Capturing Meaning at Christmas

A couple of weeks ago, we traveled to meet up with my in-laws and family to spend Thanksgiving together. As we were packing up our belongings to leave, my mother–in-law began handing me boxes and bags of items she had picked up over the last few months. As I looked in one of the boxes, I saw two Nutcrackers and began to ask about them. My mother-in-law looked at me and said, “Well, I saw them and I thought you might like to have one for each of the boys this Christmas.” I stood there a little confused, wanting to ask for more details, but I smiled and said thank you.

As the day went on, I sat with my thoughts and questions long enough to realize that I was looking for meaning in the gift that she was handing me. I wanted to know the history behind these 2 items.  Were they an item that had been passed down in the family? Was I getting a precious piece of history to enjoy in my home for years to come? What did she think when she saw these and decided to give them to me?

It was in that moment that I realized something. Tradition can start with me. It does start with me. I have a longing to create meaningful moments and memories that are filled with connection. Christmas feels like a time when traditions spill out of every moment. When do you decorate? What is the first day you will listen to Christmas music? Do you put up a real Christmas tree or a fake one? What do you do when you decorate the tree? Do you have a special mug that you drink coffee or hot chocolate out of all month? Do you decorate cookies? When do you open your first gift? What do you eat on Christmas Eve or Christmas Day?  …And on and on and on…

Being the mother of young children, I look for moments to create tradition for our family. I want to try and discover what it is that we will continue year after year. I hope to create tradition and memories that my family will love and carry with them for a lifetime. It is so tempting to try to do everything, tempting to create a “pinteresting” Christmas that others will envy and attempt to recreate. At what cost though?

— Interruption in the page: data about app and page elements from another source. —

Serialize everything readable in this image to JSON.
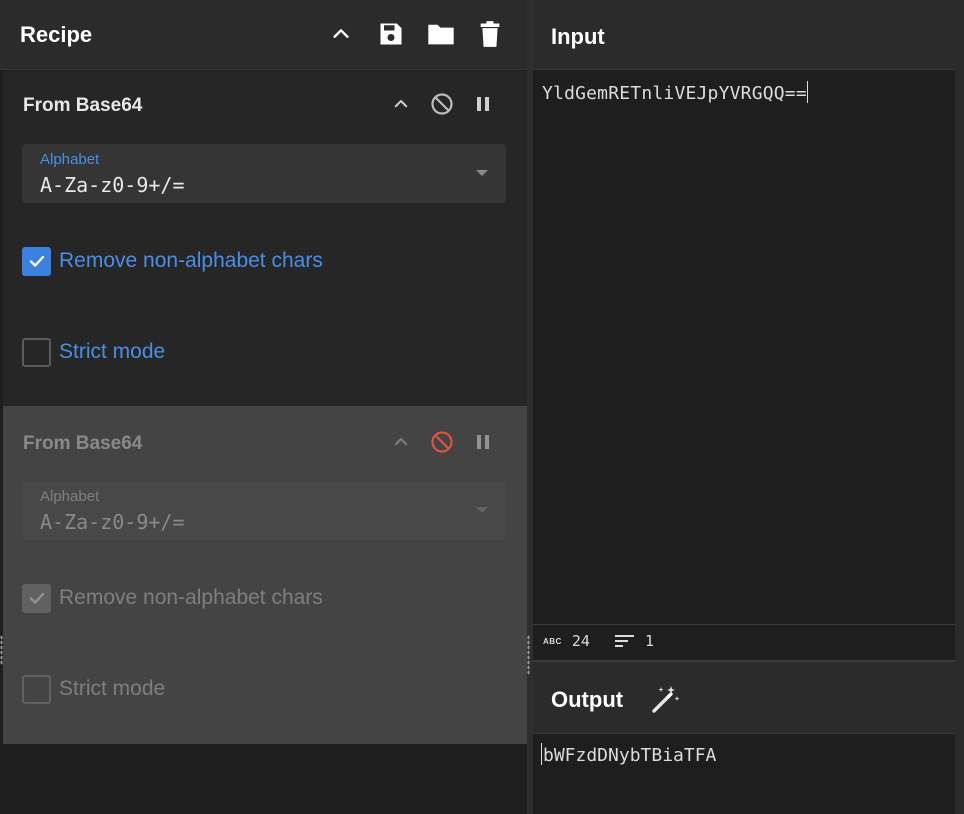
{
  "recipe": {
    "title": "Recipe",
    "operations": [
      {
        "name": "From Base64",
        "alphabet_label": "Alphabet",
        "alphabet_value": "A-Za-z0-9+/=",
        "remove_nonalpha_label": "Remove non-alphabet chars",
        "remove_nonalpha_checked": true,
        "strict_mode_label": "Strict mode",
        "strict_mode_checked": false,
        "disabled": false
      },
      {
        "name": "From Base64",
        "alphabet_label": "Alphabet",
        "alphabet_value": "A-Za-z0-9+/=",
        "remove_nonalpha_label": "Remove non-alphabet chars",
        "remove_nonalpha_checked": true,
        "strict_mode_label": "Strict mode",
        "strict_mode_checked": false,
        "disabled": true
      }
    ]
  },
  "input": {
    "title": "Input",
    "text": "YldGemRETnliVEJpYVRGQQ==",
    "stats": {
      "length": "24",
      "lines": "1"
    }
  },
  "output": {
    "title": "Output",
    "text": "bWFzdDNybTBiaTFA"
  },
  "colors": {
    "accent": "#4a8fe6",
    "disabled_icon": "#e0533f",
    "background": "#1e1e1e",
    "header": "#2b2b2b"
  },
  "icons": {
    "collapse": "chevron-up-icon",
    "save": "save-icon",
    "open": "folder-icon",
    "clear": "trash-icon",
    "disable": "disable-icon",
    "breakpoint": "pause-icon",
    "magic": "magic-wand-icon"
  }
}
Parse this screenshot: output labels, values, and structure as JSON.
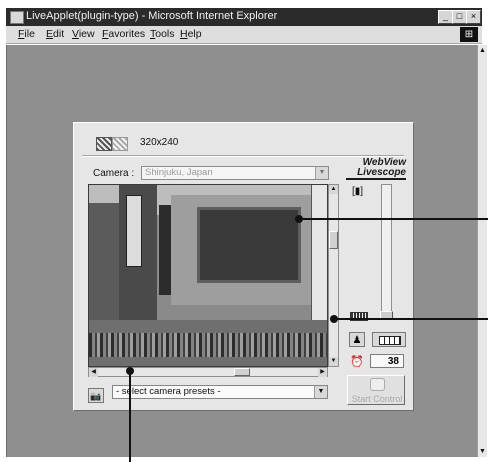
{
  "window": {
    "title": "LiveApplet(plugin-type) - Microsoft Internet Explorer",
    "minimize": "_",
    "maximize": "□",
    "close": "×"
  },
  "menu": {
    "items": [
      "File",
      "Edit",
      "View",
      "Favorites",
      "Tools",
      "Help"
    ]
  },
  "applet": {
    "resolution_label": "320x240",
    "camera_label": "Camera :",
    "camera_value": "Shinjuku, Japan",
    "logo_line1": "WebView",
    "logo_line2": "Livescope",
    "timer_value": "38",
    "start_button": "Start Control",
    "preset_value": "- select camera presets -"
  },
  "icons": {
    "window": "app-icon",
    "menu_logo": "windows-logo-icon",
    "zoom_tele": "zoom-tele-icon",
    "zoom_wide": "zoom-wide-icon",
    "backlight": "backlight-person-icon",
    "wide_view": "panorama-icon",
    "timer": "clock-icon",
    "snapshot": "camera-icon"
  }
}
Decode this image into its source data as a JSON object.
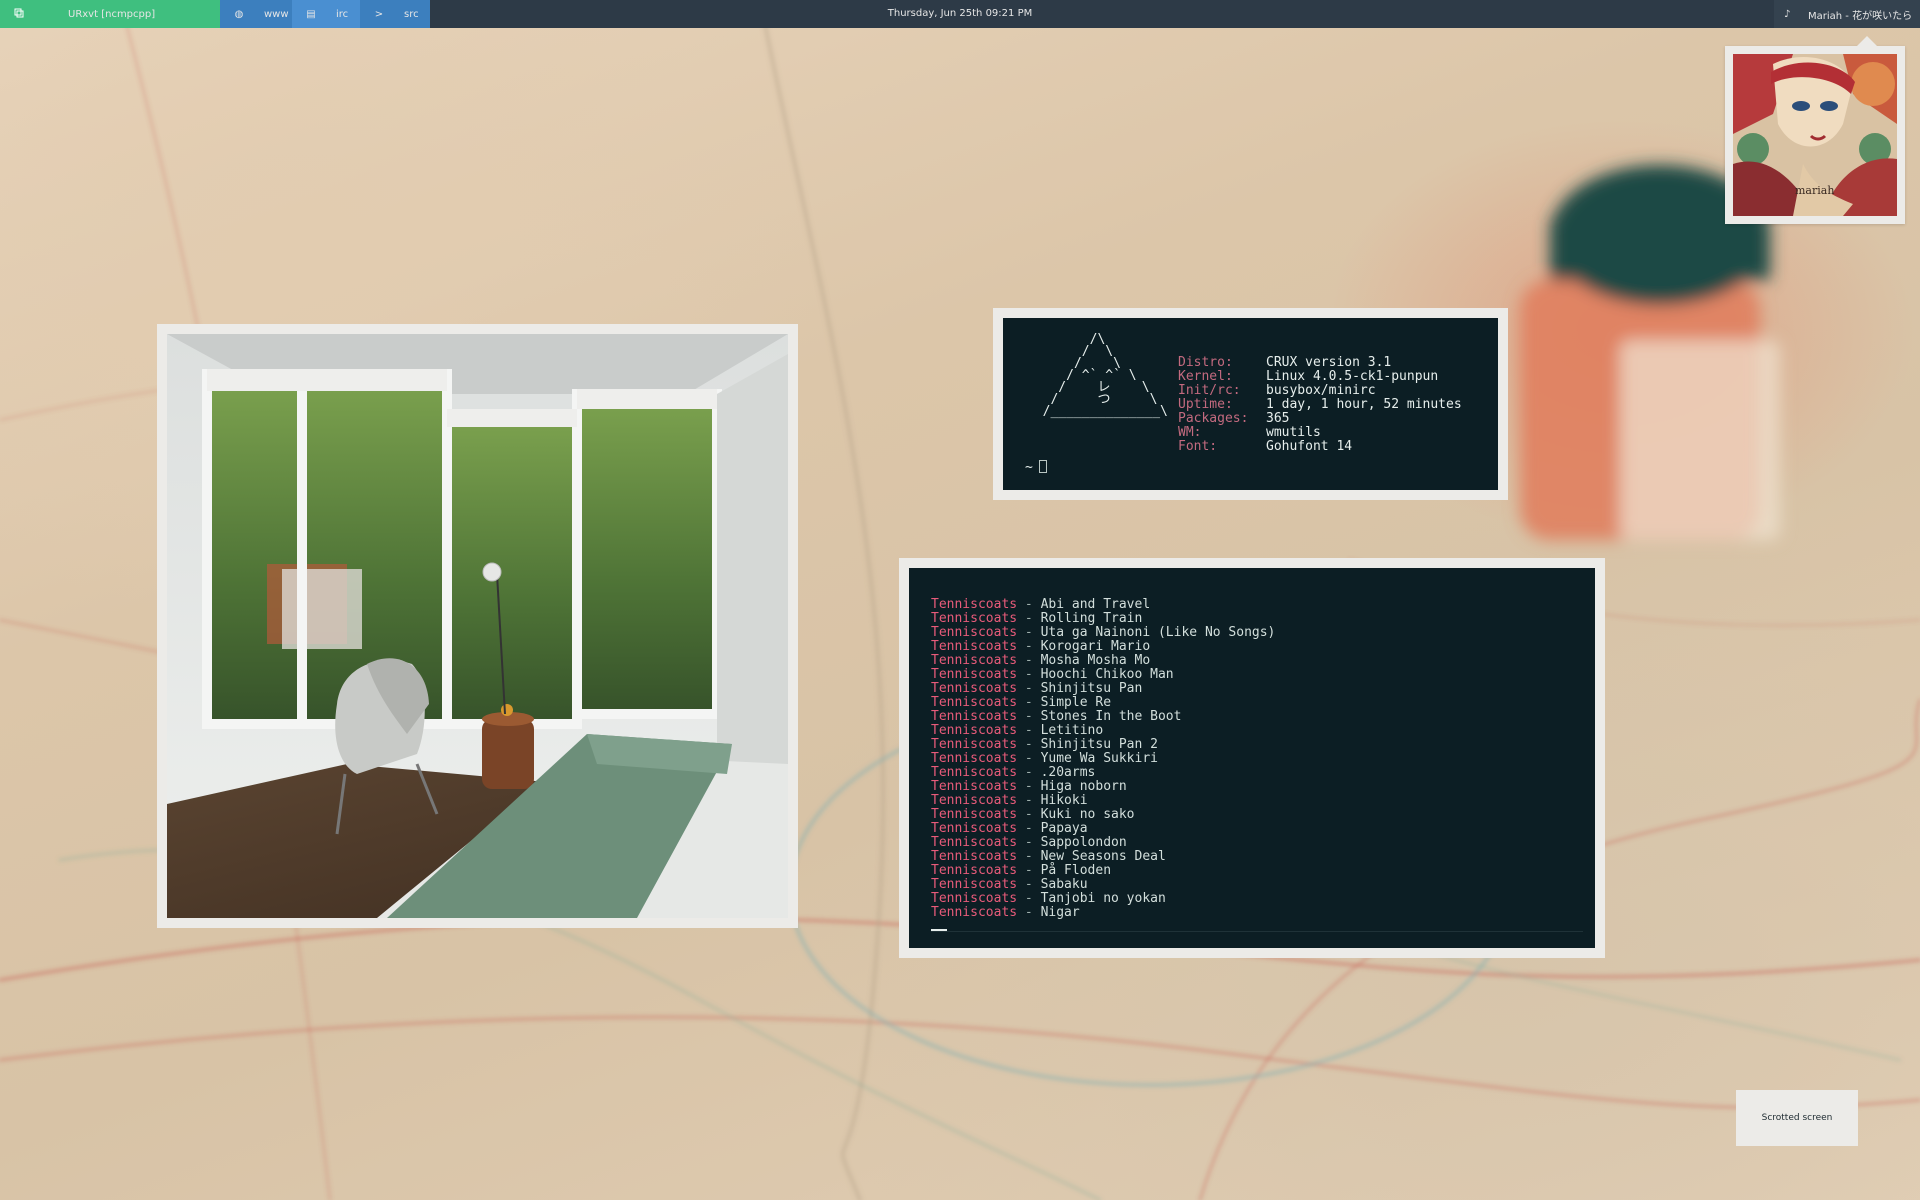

My boys don’t care about gingerbread houses. They would rather eat the candy than create a house made of it. They are more excited about the popcorn that we eat when we are decorating the tree than the glory that is revealed when the tree is glowing and dressed in beauty. The stockings can’t be hung by the chimney with care because my toddler finds them to be more entertaining than any toy you could buy him. Every year, something changes. The ages of these little boys changes and Christmas feels either more complicated or simpler. Some days, I sit back, almost as if I am waiting for life to happen and other days I realize that this is my life. This year, I have chosen simplicity. I have realized that there will not be space for some of my decorations this year. Some of the traditions that I have started will not be able to happen this year due to finances or other circumstances. Sometimes I wonder if I am giving in, giving up, but then I remember that I am the mother of young children and Christmas is definitely not the time to be in control, managing chaos, angry and uptight (not that there is ever a good time for that!)

Christmas is the time to celebrate Christ. We do that in ways that are unique for our family and this creates tradition. Tradition is a beautiful thing that can grow and change and often times starts with someone who is willing to dream and hope while creating beauty. This year, I have decided that my story is worth telling. I don’t have to only tell the stories that began generations before me. I can tell the stories that are happening here, today. How will I do that, you ask? Journaling. My story, my desires, my Christmas traditions deserve words even if they change over the years – words, written down, for generations to read someday when I am gone. Someday, my family will want to know where their traditions originated from, and I hope to record the emotions and thoughts that started the traditions that my family will carry on.

So, I am out to find my journal and I think it will start something like this:

December 13, 2013

We got hit by a stomach bug the weekend after Thanksgiving this year which is the weekend that we would usually decorate for Christmas. We finally put together our fake Christmas tree this week but we haven’t had time to put on the ornaments. The night we started to decorate the tree Sawyer began to pull on and reach for every light and ornament, so we stopped. Wyatt and Sawyer had a blast eating chocolate covered popcorn and playing in the box that the tree came in…


Bethany Cabell is a Texas transplant, residing in Michigan with her husband and their two young boys.  A lover of beauty, she lives life chasing after wide-open spaces: sharing her heart with others, in relationship with Jesus, and through music and photography. She tells her story here.